This is related to superstition! It has nothing to do with you. è¿™å’Œè¿·ä¿¡æœ‰å…³ï¼å’Œä½ ä¸€ç‚¹å…³ç³»éƒ½æ²¡æœ‰ã€‚
Folkways and customs æ°‘é£Žæ°‘ä¿—
Planting Trees Wrong in China — Day 3
So this afternoon I transplanted the fÄ“ngshuÇ-offending, superstitious-neighbour-triggering trees from our shared yard to the public park area beside the preschool, where the neighbourhood kids play, the elderly sit in the sun, and retirees do taiji and group exercise.
Two of my students ran over while I was planting the second one:
“Mr. Lu! Are you done planting? Mr. Lu! Are you done planting? Mr. Lu! Are you done planting? Mr. Lu! Are you done planting?”
“Hold on… uh, yep. I’m done now.”
“Good! I have to pee!”
These poor trees just cannot catch a break.

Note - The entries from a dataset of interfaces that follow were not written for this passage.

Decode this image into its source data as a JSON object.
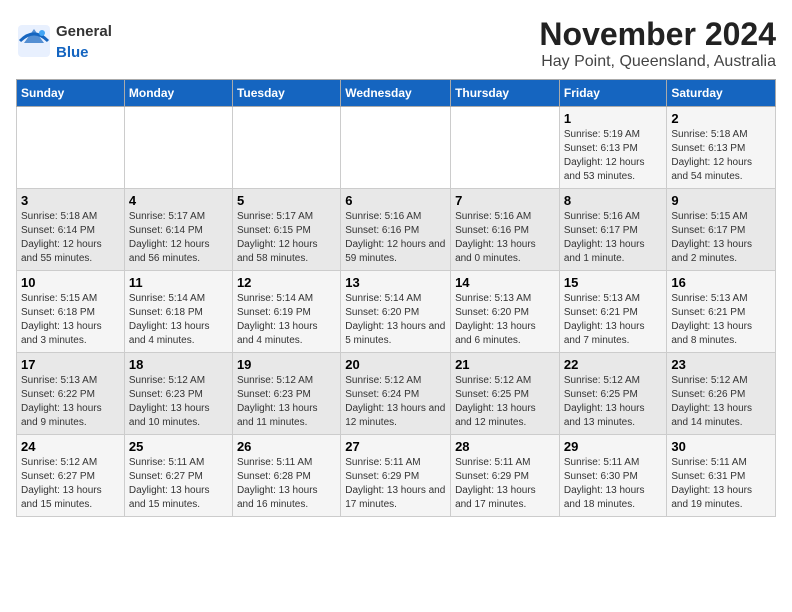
{
  "header": {
    "logo_general": "General",
    "logo_blue": "Blue",
    "title": "November 2024",
    "subtitle": "Hay Point, Queensland, Australia"
  },
  "days_of_week": [
    "Sunday",
    "Monday",
    "Tuesday",
    "Wednesday",
    "Thursday",
    "Friday",
    "Saturday"
  ],
  "weeks": [
    [
      {
        "day": "",
        "info": ""
      },
      {
        "day": "",
        "info": ""
      },
      {
        "day": "",
        "info": ""
      },
      {
        "day": "",
        "info": ""
      },
      {
        "day": "",
        "info": ""
      },
      {
        "day": "1",
        "info": "Sunrise: 5:19 AM\nSunset: 6:13 PM\nDaylight: 12 hours and 53 minutes."
      },
      {
        "day": "2",
        "info": "Sunrise: 5:18 AM\nSunset: 6:13 PM\nDaylight: 12 hours and 54 minutes."
      }
    ],
    [
      {
        "day": "3",
        "info": "Sunrise: 5:18 AM\nSunset: 6:14 PM\nDaylight: 12 hours and 55 minutes."
      },
      {
        "day": "4",
        "info": "Sunrise: 5:17 AM\nSunset: 6:14 PM\nDaylight: 12 hours and 56 minutes."
      },
      {
        "day": "5",
        "info": "Sunrise: 5:17 AM\nSunset: 6:15 PM\nDaylight: 12 hours and 58 minutes."
      },
      {
        "day": "6",
        "info": "Sunrise: 5:16 AM\nSunset: 6:16 PM\nDaylight: 12 hours and 59 minutes."
      },
      {
        "day": "7",
        "info": "Sunrise: 5:16 AM\nSunset: 6:16 PM\nDaylight: 13 hours and 0 minutes."
      },
      {
        "day": "8",
        "info": "Sunrise: 5:16 AM\nSunset: 6:17 PM\nDaylight: 13 hours and 1 minute."
      },
      {
        "day": "9",
        "info": "Sunrise: 5:15 AM\nSunset: 6:17 PM\nDaylight: 13 hours and 2 minutes."
      }
    ],
    [
      {
        "day": "10",
        "info": "Sunrise: 5:15 AM\nSunset: 6:18 PM\nDaylight: 13 hours and 3 minutes."
      },
      {
        "day": "11",
        "info": "Sunrise: 5:14 AM\nSunset: 6:18 PM\nDaylight: 13 hours and 4 minutes."
      },
      {
        "day": "12",
        "info": "Sunrise: 5:14 AM\nSunset: 6:19 PM\nDaylight: 13 hours and 4 minutes."
      },
      {
        "day": "13",
        "info": "Sunrise: 5:14 AM\nSunset: 6:20 PM\nDaylight: 13 hours and 5 minutes."
      },
      {
        "day": "14",
        "info": "Sunrise: 5:13 AM\nSunset: 6:20 PM\nDaylight: 13 hours and 6 minutes."
      },
      {
        "day": "15",
        "info": "Sunrise: 5:13 AM\nSunset: 6:21 PM\nDaylight: 13 hours and 7 minutes."
      },
      {
        "day": "16",
        "info": "Sunrise: 5:13 AM\nSunset: 6:21 PM\nDaylight: 13 hours and 8 minutes."
      }
    ],
    [
      {
        "day": "17",
        "info": "Sunrise: 5:13 AM\nSunset: 6:22 PM\nDaylight: 13 hours and 9 minutes."
      },
      {
        "day": "18",
        "info": "Sunrise: 5:12 AM\nSunset: 6:23 PM\nDaylight: 13 hours and 10 minutes."
      },
      {
        "day": "19",
        "info": "Sunrise: 5:12 AM\nSunset: 6:23 PM\nDaylight: 13 hours and 11 minutes."
      },
      {
        "day": "20",
        "info": "Sunrise: 5:12 AM\nSunset: 6:24 PM\nDaylight: 13 hours and 12 minutes."
      },
      {
        "day": "21",
        "info": "Sunrise: 5:12 AM\nSunset: 6:25 PM\nDaylight: 13 hours and 12 minutes."
      },
      {
        "day": "22",
        "info": "Sunrise: 5:12 AM\nSunset: 6:25 PM\nDaylight: 13 hours and 13 minutes."
      },
      {
        "day": "23",
        "info": "Sunrise: 5:12 AM\nSunset: 6:26 PM\nDaylight: 13 hours and 14 minutes."
      }
    ],
    [
      {
        "day": "24",
        "info": "Sunrise: 5:12 AM\nSunset: 6:27 PM\nDaylight: 13 hours and 15 minutes."
      },
      {
        "day": "25",
        "info": "Sunrise: 5:11 AM\nSunset: 6:27 PM\nDaylight: 13 hours and 15 minutes."
      },
      {
        "day": "26",
        "info": "Sunrise: 5:11 AM\nSunset: 6:28 PM\nDaylight: 13 hours and 16 minutes."
      },
      {
        "day": "27",
        "info": "Sunrise: 5:11 AM\nSunset: 6:29 PM\nDaylight: 13 hours and 17 minutes."
      },
      {
        "day": "28",
        "info": "Sunrise: 5:11 AM\nSunset: 6:29 PM\nDaylight: 13 hours and 17 minutes."
      },
      {
        "day": "29",
        "info": "Sunrise: 5:11 AM\nSunset: 6:30 PM\nDaylight: 13 hours and 18 minutes."
      },
      {
        "day": "30",
        "info": "Sunrise: 5:11 AM\nSunset: 6:31 PM\nDaylight: 13 hours and 19 minutes."
      }
    ]
  ]
}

Here they are, hopefully in their final resting places: